Featured Image Credit: BILL CURTSINGER, NATIONAL GEOGRAPHIC CREATIVE
By: Jessica Kittel
For everyone that likes to take discreet catnaps at their desk or in class, turns out your spirit animal might just be the harbor porpoise.
New research published by Andrew Wright, from the University of Canterbury, suggests that harbor porpoises doze off while diving.
During his Ph.D. research in waters just off of Denmark, Wright tracked harbor porpoise diving behavior using behavioral loggers. These behavioral loggers provided some interesting data that led to Wright discovering a whole new type of diving behavior. These dives were slow, utilized little energy, and had few echolocation clicks.
It’s a relatively well-known piece of information that cetaceans only use half of their brains when they sleep. This is called unihemispheric slow wave sleep (USWS) and has been seen in all members of cetacea. Unlike us, cetaceans are conscious breathers meaning they need to consciously rise to the surface intermittently to take a breath. If a dolphin or whale were to be knocked unconscious they would likely die due to the fact that would not breath, even if they were at the surface.
In order to make sure they come up for air while sleeping, they never completely turn their brains off. They will rest with one half of their brain switched off then the next time they sleep they will switch off the opposite side of their brain. The half of the brain that isn’t resting tells them to surface every now and then and take a breath.

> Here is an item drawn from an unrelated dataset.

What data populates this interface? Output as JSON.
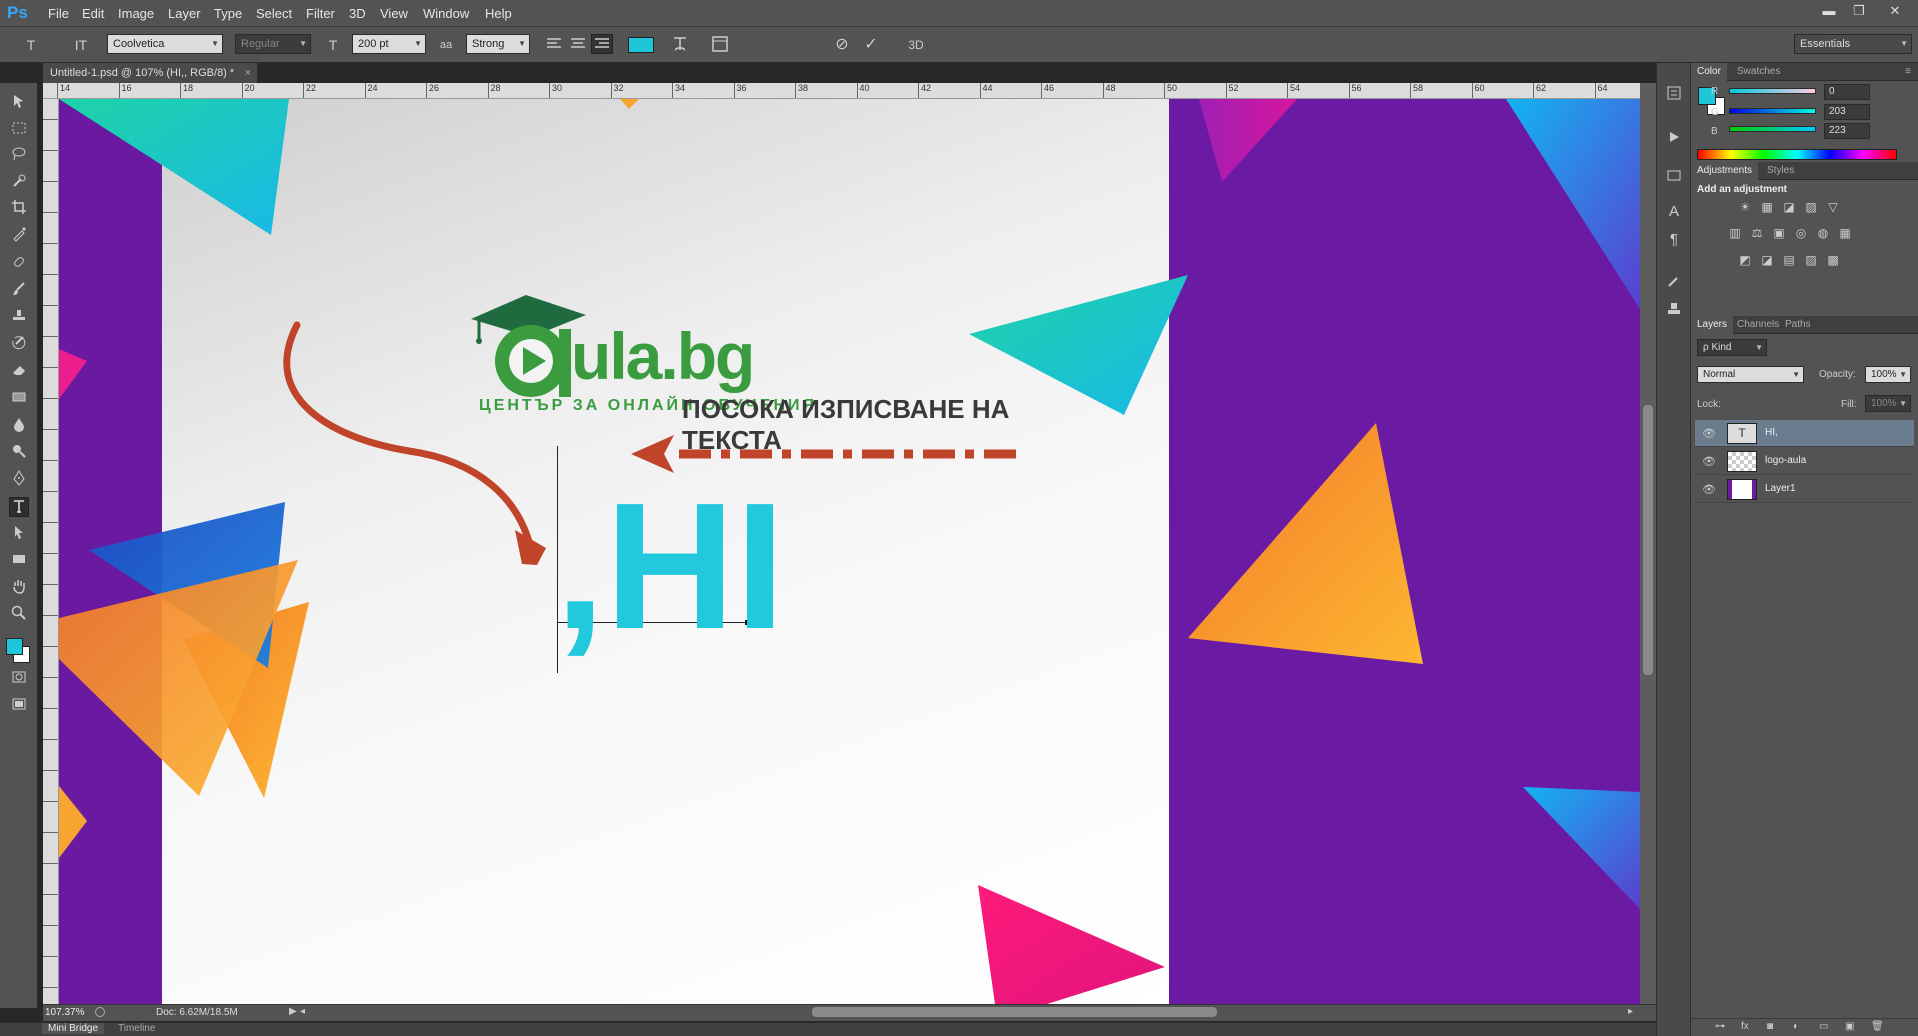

This new information suggests that not only do they sleep while swimming at the surface, but also during dives. This information does bring into question whether sleeping at depth could make these porpoises more likely to become entangled in fishing nets. Wright suggests that if fishermen do not put nets at the depths that porpoises sleep at they may be able to reduce entanglement rates.